TASK REQUIREMENTS
Go through the listing below and work out how many lines hold "ordinateurs"; reply with the figure alone.

DATA TO EXAMINE
⟨
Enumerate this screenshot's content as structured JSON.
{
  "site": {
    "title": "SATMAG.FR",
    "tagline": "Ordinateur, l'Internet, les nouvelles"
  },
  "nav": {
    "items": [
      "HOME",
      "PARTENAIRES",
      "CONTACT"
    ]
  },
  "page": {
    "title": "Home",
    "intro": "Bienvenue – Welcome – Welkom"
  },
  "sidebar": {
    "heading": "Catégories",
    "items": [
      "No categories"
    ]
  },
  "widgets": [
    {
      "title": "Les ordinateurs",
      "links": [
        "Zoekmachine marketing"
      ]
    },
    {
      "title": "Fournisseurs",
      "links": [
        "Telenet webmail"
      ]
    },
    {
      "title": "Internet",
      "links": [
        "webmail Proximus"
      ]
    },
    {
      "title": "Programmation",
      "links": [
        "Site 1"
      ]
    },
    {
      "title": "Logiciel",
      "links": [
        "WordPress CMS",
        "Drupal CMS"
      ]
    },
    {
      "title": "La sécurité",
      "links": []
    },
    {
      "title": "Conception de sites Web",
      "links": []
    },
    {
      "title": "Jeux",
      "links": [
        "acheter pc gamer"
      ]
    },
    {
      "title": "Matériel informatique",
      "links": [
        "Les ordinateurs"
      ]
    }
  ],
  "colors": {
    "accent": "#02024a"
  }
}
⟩
EXERCISE RESPONSE
2